* Task directions:
Of the lines below, copy those that hold the word "Oferta".

* Data to examine:
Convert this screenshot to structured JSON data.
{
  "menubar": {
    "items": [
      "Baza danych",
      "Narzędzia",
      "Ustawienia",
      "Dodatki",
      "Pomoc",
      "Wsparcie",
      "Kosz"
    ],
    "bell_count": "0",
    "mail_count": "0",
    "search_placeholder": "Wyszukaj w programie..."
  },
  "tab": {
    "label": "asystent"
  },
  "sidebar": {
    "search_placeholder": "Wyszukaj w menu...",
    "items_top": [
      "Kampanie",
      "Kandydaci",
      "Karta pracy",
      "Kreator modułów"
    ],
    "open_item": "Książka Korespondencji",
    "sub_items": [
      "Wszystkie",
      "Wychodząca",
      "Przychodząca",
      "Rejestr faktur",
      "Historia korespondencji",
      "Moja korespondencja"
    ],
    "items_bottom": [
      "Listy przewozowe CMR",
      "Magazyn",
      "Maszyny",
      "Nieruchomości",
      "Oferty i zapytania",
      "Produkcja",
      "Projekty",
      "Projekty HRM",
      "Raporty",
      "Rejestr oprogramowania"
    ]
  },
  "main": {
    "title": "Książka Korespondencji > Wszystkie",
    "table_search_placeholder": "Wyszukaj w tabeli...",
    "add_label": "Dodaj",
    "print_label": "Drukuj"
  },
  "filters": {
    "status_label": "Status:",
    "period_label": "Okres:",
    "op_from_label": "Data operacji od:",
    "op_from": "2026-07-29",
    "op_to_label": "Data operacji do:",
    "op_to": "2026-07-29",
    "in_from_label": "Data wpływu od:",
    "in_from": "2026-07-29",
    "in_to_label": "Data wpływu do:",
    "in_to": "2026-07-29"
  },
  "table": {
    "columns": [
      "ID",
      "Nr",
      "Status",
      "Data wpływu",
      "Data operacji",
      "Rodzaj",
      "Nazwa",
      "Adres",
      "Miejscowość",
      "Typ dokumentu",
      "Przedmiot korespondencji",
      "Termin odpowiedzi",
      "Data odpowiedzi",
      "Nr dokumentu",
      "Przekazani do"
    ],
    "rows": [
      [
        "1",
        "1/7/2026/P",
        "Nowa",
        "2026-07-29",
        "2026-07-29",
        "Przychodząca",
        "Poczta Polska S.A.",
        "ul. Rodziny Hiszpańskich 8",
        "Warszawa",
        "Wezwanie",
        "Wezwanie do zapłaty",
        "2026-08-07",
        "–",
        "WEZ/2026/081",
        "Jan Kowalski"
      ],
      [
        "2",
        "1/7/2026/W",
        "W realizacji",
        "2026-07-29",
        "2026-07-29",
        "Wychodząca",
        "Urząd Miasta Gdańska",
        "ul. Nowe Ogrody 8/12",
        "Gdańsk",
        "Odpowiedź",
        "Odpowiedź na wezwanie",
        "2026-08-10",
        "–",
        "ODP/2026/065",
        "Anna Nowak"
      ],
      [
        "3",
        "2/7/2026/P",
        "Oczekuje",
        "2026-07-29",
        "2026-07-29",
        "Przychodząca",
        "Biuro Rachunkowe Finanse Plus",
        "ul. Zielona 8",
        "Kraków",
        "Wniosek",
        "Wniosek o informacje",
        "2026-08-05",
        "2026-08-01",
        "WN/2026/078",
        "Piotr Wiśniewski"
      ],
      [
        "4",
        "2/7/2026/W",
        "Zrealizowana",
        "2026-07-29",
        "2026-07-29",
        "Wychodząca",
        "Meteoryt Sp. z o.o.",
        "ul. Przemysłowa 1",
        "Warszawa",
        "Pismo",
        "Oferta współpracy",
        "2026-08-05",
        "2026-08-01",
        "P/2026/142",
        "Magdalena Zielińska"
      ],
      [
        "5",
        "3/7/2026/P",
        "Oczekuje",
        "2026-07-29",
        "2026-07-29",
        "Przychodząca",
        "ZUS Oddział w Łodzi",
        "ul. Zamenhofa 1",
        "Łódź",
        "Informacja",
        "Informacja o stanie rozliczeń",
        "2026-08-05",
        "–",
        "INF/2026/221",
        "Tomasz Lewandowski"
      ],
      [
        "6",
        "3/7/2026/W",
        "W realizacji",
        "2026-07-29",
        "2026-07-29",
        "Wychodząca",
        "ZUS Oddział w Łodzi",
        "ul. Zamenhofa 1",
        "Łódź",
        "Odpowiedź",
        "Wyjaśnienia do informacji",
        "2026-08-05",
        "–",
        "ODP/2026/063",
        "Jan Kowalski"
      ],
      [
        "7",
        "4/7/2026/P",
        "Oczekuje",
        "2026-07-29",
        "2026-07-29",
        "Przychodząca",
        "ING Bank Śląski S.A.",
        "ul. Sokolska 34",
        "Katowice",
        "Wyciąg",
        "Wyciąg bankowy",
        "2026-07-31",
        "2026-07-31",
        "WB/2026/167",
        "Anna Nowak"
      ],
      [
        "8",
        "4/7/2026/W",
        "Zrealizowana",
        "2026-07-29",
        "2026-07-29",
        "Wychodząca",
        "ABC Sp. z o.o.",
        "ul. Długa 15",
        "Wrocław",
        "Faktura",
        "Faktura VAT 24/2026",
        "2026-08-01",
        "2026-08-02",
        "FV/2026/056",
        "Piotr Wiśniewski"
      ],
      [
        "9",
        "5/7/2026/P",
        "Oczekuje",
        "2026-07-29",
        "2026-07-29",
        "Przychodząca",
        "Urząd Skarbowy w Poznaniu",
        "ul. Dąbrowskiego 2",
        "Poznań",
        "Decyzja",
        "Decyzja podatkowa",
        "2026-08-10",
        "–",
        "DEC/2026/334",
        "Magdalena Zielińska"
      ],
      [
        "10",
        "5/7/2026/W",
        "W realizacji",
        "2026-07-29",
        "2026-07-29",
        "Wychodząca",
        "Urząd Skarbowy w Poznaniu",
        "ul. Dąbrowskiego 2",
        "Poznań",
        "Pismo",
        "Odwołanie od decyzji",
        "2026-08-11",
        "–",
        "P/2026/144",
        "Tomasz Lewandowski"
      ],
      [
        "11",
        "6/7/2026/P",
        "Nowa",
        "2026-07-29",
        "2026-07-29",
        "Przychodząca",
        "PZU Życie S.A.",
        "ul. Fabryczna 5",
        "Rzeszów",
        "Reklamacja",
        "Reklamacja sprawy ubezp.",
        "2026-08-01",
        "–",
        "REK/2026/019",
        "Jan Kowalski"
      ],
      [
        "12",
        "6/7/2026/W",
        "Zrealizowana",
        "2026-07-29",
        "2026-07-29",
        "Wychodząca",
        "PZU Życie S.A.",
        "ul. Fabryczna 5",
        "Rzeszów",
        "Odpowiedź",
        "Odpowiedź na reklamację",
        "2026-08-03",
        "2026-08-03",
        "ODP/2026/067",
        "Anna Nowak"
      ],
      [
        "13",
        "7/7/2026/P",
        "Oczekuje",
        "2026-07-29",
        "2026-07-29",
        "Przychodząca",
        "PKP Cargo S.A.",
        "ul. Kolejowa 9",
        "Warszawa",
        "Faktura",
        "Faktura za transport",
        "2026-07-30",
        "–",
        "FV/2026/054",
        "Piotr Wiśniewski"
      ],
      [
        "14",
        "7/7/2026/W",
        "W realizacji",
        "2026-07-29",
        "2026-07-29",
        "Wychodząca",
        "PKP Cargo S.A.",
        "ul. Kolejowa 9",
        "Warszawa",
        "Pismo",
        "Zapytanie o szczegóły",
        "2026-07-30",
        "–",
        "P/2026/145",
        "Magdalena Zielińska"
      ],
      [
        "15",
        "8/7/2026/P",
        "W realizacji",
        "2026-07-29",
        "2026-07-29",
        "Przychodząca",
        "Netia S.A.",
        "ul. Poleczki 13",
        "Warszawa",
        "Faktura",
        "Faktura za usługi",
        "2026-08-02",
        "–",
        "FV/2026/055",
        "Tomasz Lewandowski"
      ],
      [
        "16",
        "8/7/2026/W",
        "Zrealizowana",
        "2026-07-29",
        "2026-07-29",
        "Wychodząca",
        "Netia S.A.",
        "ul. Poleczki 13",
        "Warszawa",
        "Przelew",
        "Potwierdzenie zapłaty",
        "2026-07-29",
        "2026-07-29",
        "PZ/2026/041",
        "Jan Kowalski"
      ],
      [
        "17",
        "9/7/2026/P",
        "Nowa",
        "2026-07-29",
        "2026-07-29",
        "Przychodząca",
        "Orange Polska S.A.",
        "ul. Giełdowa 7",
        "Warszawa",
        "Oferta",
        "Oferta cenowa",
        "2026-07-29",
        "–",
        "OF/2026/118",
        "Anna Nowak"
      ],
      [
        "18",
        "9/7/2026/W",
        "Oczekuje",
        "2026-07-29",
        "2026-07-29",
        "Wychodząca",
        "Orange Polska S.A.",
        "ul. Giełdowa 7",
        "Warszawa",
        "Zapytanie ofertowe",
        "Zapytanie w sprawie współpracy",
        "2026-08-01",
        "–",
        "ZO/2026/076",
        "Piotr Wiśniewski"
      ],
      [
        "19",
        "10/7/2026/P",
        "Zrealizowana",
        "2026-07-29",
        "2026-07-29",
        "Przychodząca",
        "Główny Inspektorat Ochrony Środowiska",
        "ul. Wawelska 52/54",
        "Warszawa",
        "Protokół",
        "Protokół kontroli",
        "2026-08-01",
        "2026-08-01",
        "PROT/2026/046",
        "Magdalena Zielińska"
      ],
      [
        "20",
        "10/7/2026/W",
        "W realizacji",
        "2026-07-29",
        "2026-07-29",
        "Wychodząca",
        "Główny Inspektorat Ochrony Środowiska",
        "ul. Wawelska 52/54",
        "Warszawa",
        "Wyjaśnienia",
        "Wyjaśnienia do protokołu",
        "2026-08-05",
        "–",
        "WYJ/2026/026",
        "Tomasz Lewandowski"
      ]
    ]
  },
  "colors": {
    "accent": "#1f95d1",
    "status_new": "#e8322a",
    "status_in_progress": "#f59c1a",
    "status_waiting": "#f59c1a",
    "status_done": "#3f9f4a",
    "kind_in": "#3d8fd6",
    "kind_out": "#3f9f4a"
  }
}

* Written response:
        "Oferta współpracy",
        "Oferta",
        "Oferta cenowa",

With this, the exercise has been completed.